+++ Data to examine +++
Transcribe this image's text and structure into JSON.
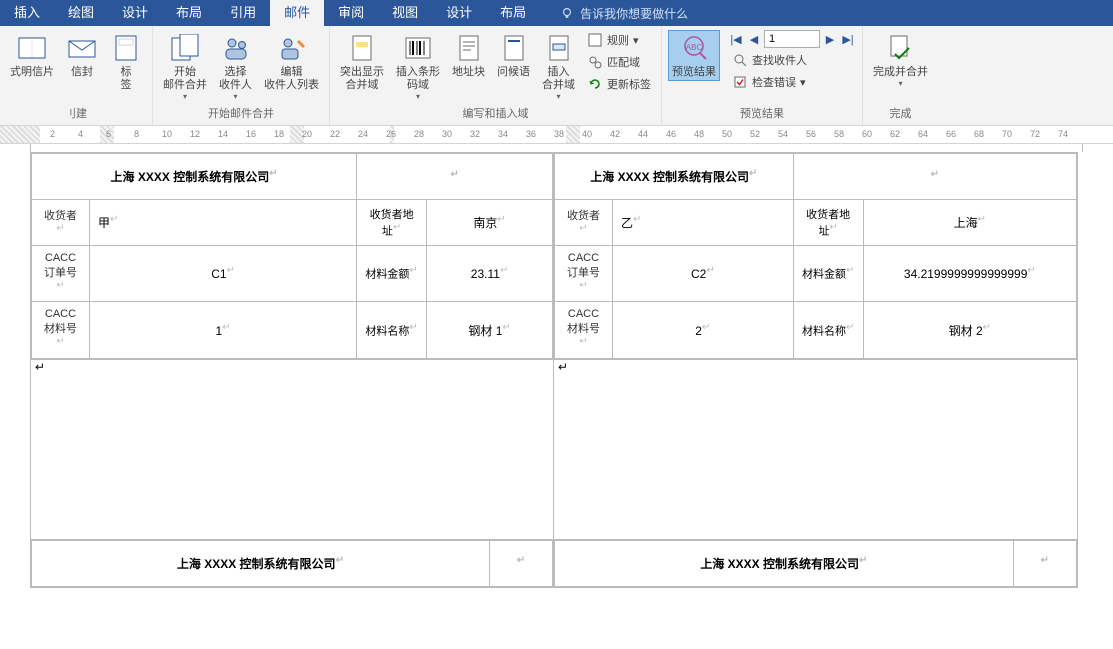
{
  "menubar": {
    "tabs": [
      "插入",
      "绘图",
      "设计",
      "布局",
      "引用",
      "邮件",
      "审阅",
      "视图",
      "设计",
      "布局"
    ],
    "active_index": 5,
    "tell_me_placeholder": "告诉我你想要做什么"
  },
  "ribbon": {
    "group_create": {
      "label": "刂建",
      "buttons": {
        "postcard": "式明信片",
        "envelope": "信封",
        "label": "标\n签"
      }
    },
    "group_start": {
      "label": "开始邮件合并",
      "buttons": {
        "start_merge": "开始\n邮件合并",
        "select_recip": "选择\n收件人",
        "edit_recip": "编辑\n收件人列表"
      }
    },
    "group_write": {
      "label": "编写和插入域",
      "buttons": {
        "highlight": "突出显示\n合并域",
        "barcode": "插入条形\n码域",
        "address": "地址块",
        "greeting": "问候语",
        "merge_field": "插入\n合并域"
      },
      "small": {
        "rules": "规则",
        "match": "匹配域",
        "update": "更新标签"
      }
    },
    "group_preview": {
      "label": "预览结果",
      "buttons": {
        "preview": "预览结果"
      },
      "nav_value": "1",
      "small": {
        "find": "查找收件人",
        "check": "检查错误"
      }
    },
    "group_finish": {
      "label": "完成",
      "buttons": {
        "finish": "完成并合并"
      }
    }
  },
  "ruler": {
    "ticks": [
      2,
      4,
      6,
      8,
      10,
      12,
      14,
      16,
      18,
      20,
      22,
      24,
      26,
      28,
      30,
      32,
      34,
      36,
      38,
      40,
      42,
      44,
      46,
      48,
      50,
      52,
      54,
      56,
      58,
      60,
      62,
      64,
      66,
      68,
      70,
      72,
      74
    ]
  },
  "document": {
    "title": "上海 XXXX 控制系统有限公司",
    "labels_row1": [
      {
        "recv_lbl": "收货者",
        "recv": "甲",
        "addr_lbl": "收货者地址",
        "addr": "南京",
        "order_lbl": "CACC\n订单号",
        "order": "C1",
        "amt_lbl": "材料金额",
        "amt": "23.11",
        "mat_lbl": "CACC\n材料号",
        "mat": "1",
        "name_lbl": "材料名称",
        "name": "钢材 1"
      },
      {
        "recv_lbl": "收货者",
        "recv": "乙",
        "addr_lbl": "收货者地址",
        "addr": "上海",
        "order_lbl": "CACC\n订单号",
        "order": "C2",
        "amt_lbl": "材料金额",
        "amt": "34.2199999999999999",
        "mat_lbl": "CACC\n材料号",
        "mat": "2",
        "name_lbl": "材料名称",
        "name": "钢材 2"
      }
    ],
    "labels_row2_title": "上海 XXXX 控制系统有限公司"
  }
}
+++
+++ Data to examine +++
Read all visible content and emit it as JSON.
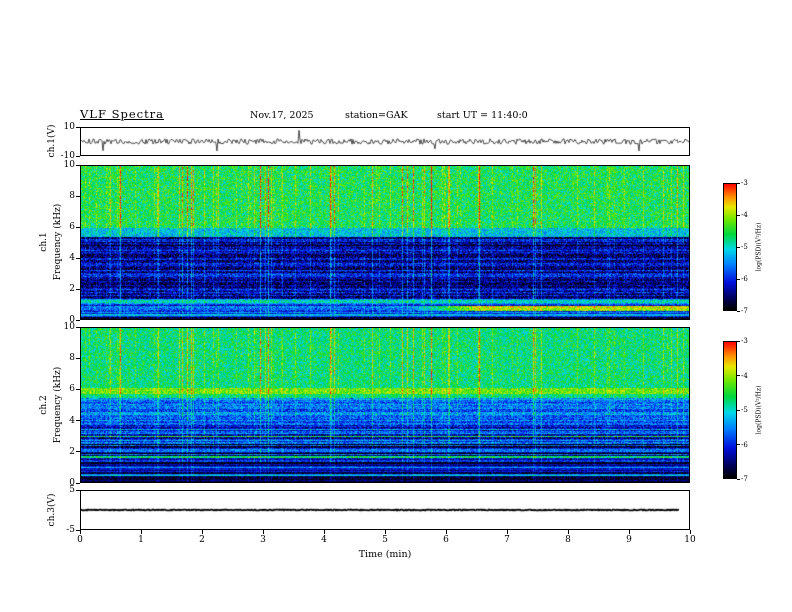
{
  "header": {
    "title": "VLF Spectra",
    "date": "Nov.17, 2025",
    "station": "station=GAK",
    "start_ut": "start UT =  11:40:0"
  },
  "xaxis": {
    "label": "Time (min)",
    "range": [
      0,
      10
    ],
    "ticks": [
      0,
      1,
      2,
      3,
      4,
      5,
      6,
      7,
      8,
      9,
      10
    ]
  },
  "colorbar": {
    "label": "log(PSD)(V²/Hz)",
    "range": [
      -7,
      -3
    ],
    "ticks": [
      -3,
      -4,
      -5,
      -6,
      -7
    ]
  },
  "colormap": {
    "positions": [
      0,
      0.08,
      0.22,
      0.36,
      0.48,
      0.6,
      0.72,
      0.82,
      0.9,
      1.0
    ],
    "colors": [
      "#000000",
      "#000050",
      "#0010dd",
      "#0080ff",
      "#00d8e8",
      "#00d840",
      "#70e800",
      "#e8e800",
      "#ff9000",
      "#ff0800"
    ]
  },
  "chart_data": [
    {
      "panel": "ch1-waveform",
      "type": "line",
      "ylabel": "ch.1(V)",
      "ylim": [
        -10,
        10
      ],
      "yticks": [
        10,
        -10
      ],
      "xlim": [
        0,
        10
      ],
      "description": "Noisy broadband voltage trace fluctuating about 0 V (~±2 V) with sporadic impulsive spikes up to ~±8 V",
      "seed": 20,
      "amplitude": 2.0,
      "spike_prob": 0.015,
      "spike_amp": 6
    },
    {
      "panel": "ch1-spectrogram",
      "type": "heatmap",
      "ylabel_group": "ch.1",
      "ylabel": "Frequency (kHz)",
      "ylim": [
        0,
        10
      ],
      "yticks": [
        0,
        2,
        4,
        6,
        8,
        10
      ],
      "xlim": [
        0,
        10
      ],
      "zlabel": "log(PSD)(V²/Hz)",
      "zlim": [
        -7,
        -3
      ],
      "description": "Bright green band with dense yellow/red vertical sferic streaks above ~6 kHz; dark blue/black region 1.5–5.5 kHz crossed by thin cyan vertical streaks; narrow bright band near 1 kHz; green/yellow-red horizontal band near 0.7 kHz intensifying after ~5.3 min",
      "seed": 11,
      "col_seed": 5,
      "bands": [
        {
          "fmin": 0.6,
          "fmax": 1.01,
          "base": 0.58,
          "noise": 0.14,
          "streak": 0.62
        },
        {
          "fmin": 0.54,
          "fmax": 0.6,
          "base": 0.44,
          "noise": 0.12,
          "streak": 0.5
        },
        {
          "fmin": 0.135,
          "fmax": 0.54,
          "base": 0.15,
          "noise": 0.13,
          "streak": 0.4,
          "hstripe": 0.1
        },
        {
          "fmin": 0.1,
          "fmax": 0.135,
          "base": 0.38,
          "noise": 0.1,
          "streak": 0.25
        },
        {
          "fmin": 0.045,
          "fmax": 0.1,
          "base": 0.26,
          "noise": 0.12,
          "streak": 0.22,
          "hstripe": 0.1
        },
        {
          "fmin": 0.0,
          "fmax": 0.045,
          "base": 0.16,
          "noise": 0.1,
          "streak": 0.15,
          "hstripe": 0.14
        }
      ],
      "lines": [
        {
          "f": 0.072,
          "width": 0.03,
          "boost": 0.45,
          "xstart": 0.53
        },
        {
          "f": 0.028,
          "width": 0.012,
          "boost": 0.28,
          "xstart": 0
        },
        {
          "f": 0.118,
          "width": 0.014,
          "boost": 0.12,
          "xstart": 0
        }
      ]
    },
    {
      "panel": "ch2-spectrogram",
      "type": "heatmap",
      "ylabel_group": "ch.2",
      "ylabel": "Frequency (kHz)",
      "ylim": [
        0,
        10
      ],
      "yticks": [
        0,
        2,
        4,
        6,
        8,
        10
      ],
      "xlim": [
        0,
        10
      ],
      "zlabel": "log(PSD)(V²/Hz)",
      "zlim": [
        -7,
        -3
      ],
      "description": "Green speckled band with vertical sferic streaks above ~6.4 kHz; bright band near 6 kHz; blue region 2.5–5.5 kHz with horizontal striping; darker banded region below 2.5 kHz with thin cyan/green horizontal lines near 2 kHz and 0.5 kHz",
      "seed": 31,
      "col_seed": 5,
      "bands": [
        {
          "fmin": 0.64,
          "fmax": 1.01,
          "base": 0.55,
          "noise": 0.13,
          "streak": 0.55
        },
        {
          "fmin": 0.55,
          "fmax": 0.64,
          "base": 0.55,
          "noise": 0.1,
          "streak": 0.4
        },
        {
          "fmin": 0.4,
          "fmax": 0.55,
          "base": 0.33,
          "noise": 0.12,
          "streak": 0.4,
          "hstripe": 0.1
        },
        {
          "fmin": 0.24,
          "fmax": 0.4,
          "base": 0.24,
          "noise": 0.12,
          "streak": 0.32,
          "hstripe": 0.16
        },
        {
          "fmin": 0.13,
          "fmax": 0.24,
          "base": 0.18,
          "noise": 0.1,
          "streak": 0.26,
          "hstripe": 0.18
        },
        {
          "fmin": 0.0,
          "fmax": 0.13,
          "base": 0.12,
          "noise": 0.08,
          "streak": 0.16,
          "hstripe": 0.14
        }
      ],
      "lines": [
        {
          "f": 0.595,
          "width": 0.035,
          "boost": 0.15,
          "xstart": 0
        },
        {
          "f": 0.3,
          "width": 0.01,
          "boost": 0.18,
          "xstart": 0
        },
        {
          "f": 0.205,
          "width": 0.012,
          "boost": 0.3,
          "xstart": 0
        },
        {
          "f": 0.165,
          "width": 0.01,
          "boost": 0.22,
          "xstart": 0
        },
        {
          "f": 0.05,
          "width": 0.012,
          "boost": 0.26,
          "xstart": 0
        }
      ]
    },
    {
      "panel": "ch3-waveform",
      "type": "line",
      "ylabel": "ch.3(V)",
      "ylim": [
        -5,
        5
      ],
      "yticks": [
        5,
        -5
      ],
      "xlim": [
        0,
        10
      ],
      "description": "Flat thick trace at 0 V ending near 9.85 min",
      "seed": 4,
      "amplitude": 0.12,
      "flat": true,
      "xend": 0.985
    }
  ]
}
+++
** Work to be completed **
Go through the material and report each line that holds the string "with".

** Answer to this problem **
      "description": "Noisy broadband voltage trace fluctuating about 0 V (~±2 V) with sporadic impulsive spikes up to ~±8 V",
      "description": "Bright green band with dense yellow/red vertical sferic streaks above ~6 kHz; dark blue/black region 1.5–5.5 kHz crossed by thin cyan vertical streaks; narrow bright band near 1 kHz; green/yellow-red horizontal band near 0.7 kHz intensifying after ~5.3 min",
      "description": "Green speckled band with vertical sferic streaks above ~6.4 kHz; bright band near 6 kHz; blue region 2.5–5.5 kHz with horizontal striping; darker banded region below 2.5 kHz with thin cyan/green horizontal lines near 2 kHz and 0.5 kHz",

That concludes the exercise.